*** Opening of Material provided ***
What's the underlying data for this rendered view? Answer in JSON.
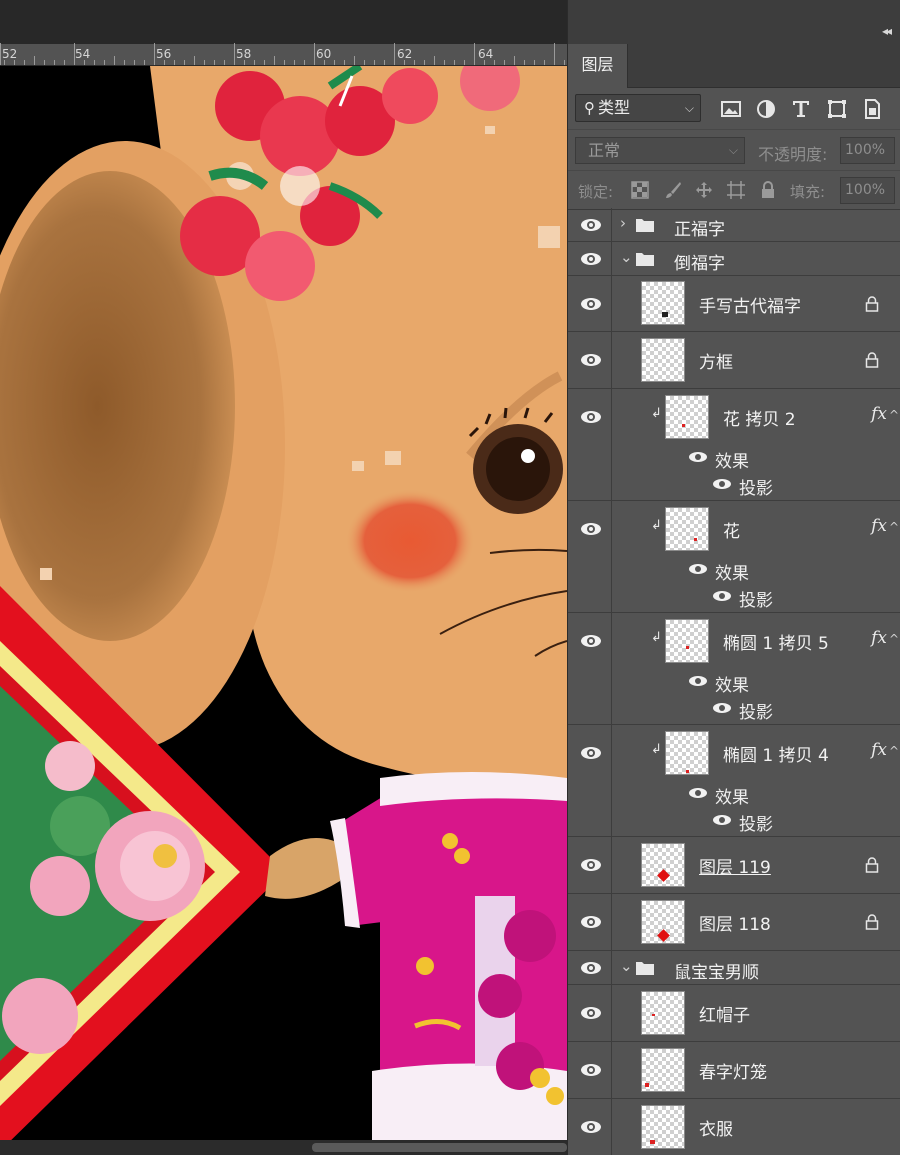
{
  "ruler": {
    "labels": [
      "52",
      "54",
      "56",
      "58",
      "60",
      "62",
      "64"
    ]
  },
  "panel": {
    "tab_label": "图层",
    "collapse_icon": "double-chevron-left-icon",
    "filter": {
      "label": "类型",
      "icon": "search-icon"
    },
    "filter_icons": [
      "image-filter-icon",
      "adjustment-filter-icon",
      "type-filter-icon",
      "shape-filter-icon",
      "smart-object-filter-icon"
    ],
    "blend_mode": "正常",
    "opacity_label": "不透明度:",
    "opacity_value": "100%",
    "lock_label": "锁定:",
    "lock_icons": [
      "lock-transparency-icon",
      "lock-brush-icon",
      "lock-move-icon",
      "lock-artboard-icon",
      "lock-all-icon"
    ],
    "fill_label": "填充:",
    "fill_value": "100%"
  },
  "layers": {
    "group_zhengfu": "正福字",
    "group_daofu": "倒福字",
    "layer_shouxie": "手写古代福字",
    "layer_fangkuang": "方框",
    "layer_hua_copy2": "花 拷贝 2",
    "layer_hua": "花",
    "layer_tuoyuan5": "椭圆 1 拷贝 5",
    "layer_tuoyuan4": "椭圆 1 拷贝 4",
    "layer_119": "图层 119",
    "layer_118": "图层 118",
    "group_shubao": "鼠宝宝男顺",
    "layer_hongmaozi": "红帽子",
    "layer_chunzi": "春字灯笼",
    "layer_yifu": "衣服",
    "effects_label": "效果",
    "shadow_label": "投影",
    "fx_label": "fx"
  },
  "colors": {
    "panel_bg": "#535353",
    "mouse_fur": "#e8a86a",
    "ear_inner": "#a26a35",
    "cheek": "#e5603c",
    "outfit": "#d8168a",
    "fu_red": "#e3101e",
    "fu_border": "#f4e98a"
  }
}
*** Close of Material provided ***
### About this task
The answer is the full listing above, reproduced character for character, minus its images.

### Answer to this problem
What's the underlying data for this rendered view? Answer in JSON.
{
  "ruler": {
    "labels": [
      "52",
      "54",
      "56",
      "58",
      "60",
      "62",
      "64"
    ]
  },
  "panel": {
    "tab_label": "图层",
    "collapse_icon": "double-chevron-left-icon",
    "filter": {
      "label": "类型",
      "icon": "search-icon"
    },
    "filter_icons": [
      "image-filter-icon",
      "adjustment-filter-icon",
      "type-filter-icon",
      "shape-filter-icon",
      "smart-object-filter-icon"
    ],
    "blend_mode": "正常",
    "opacity_label": "不透明度:",
    "opacity_value": "100%",
    "lock_label": "锁定:",
    "lock_icons": [
      "lock-transparency-icon",
      "lock-brush-icon",
      "lock-move-icon",
      "lock-artboard-icon",
      "lock-all-icon"
    ],
    "fill_label": "填充:",
    "fill_value": "100%"
  },
  "layers": {
    "group_zhengfu": "正福字",
    "group_daofu": "倒福字",
    "layer_shouxie": "手写古代福字",
    "layer_fangkuang": "方框",
    "layer_hua_copy2": "花 拷贝 2",
    "layer_hua": "花",
    "layer_tuoyuan5": "椭圆 1 拷贝 5",
    "layer_tuoyuan4": "椭圆 1 拷贝 4",
    "layer_119": "图层 119",
    "layer_118": "图层 118",
    "group_shubao": "鼠宝宝男顺",
    "layer_hongmaozi": "红帽子",
    "layer_chunzi": "春字灯笼",
    "layer_yifu": "衣服",
    "effects_label": "效果",
    "shadow_label": "投影",
    "fx_label": "fx"
  },
  "colors": {
    "panel_bg": "#535353",
    "mouse_fur": "#e8a86a",
    "ear_inner": "#a26a35",
    "cheek": "#e5603c",
    "outfit": "#d8168a",
    "fu_red": "#e3101e",
    "fu_border": "#f4e98a"
  }
}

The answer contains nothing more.